DIRECTIONS FOR THIS TASK
What lines in the records below mention "love"? List them all.

SOURCE MATERIAL
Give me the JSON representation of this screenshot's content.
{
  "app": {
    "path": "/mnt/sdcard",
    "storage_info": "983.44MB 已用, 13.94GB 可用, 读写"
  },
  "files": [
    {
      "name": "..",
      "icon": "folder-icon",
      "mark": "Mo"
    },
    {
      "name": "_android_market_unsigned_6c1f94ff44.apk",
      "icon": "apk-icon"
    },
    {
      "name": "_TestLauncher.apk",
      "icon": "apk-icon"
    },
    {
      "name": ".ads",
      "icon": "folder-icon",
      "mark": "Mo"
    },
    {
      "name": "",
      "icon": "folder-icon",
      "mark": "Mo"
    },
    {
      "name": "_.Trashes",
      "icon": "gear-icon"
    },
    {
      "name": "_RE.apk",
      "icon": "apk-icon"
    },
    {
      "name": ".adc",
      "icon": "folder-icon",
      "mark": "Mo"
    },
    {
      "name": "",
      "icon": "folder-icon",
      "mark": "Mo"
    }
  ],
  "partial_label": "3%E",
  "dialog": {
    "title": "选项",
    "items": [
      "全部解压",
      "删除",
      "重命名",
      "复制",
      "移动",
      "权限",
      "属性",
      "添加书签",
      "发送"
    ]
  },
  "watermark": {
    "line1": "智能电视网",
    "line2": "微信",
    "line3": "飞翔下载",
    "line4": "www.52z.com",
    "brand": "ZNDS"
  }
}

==

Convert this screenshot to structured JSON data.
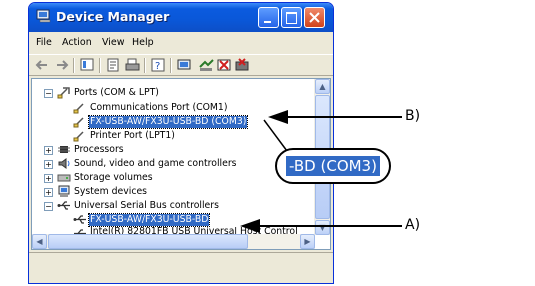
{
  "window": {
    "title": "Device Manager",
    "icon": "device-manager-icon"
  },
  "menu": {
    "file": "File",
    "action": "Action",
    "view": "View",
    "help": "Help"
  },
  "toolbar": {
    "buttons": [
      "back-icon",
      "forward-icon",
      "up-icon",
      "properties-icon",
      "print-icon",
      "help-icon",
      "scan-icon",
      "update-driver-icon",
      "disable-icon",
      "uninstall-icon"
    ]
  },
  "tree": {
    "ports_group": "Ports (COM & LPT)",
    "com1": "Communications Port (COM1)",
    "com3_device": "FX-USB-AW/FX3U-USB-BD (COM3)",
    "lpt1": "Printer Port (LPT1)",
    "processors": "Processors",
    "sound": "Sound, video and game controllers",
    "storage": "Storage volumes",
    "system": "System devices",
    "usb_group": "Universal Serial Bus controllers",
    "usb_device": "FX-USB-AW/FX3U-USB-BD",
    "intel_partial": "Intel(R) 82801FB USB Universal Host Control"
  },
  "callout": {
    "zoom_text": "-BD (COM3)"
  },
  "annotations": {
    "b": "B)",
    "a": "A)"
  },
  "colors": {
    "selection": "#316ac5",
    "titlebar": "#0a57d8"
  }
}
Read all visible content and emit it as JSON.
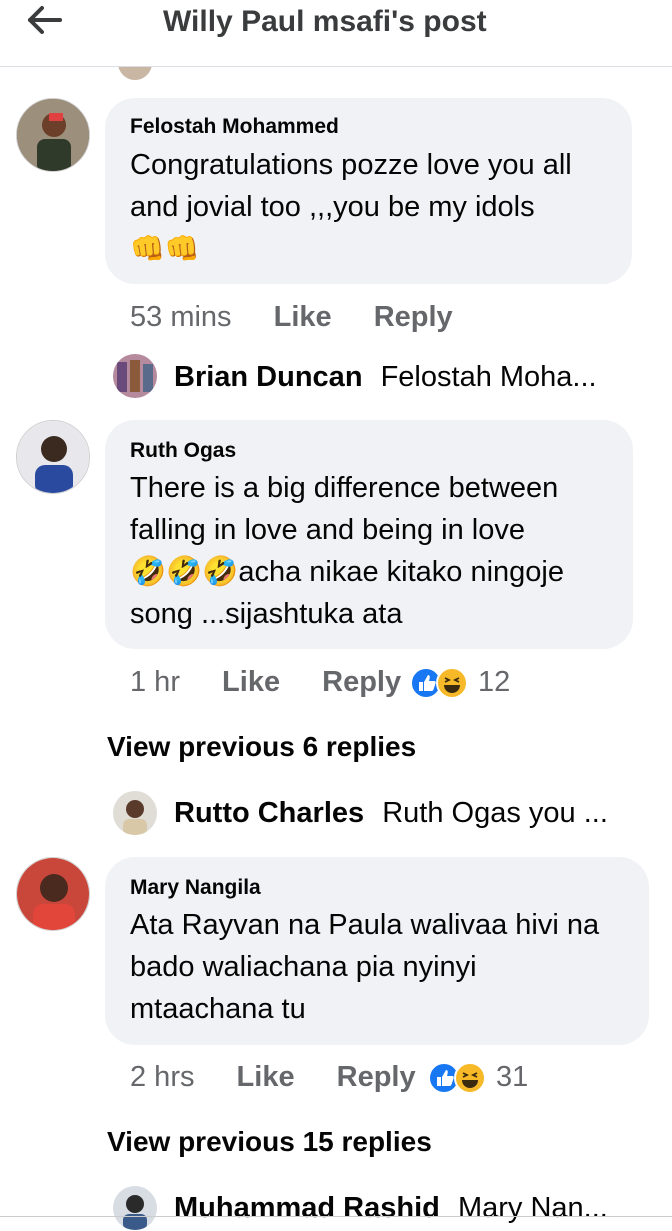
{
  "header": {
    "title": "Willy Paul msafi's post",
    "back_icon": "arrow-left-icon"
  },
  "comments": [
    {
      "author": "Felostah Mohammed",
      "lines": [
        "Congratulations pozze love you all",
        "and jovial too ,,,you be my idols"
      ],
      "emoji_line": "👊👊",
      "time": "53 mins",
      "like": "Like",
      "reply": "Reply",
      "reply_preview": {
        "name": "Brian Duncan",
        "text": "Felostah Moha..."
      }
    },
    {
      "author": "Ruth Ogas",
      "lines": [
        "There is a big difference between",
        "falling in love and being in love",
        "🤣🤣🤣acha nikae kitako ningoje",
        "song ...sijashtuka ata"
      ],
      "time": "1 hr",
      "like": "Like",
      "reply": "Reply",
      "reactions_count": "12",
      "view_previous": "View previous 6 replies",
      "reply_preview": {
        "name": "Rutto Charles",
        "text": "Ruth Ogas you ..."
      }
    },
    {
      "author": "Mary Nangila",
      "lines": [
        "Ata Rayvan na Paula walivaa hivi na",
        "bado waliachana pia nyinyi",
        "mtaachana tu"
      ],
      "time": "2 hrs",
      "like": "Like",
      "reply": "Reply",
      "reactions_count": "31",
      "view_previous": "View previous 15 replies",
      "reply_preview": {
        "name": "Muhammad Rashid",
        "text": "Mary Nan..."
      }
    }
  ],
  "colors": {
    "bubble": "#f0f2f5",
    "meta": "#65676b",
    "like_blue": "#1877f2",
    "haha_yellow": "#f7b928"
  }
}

WRITTEN REPLY
        "Congratulations pozze love you all",
        "falling in love and being in love",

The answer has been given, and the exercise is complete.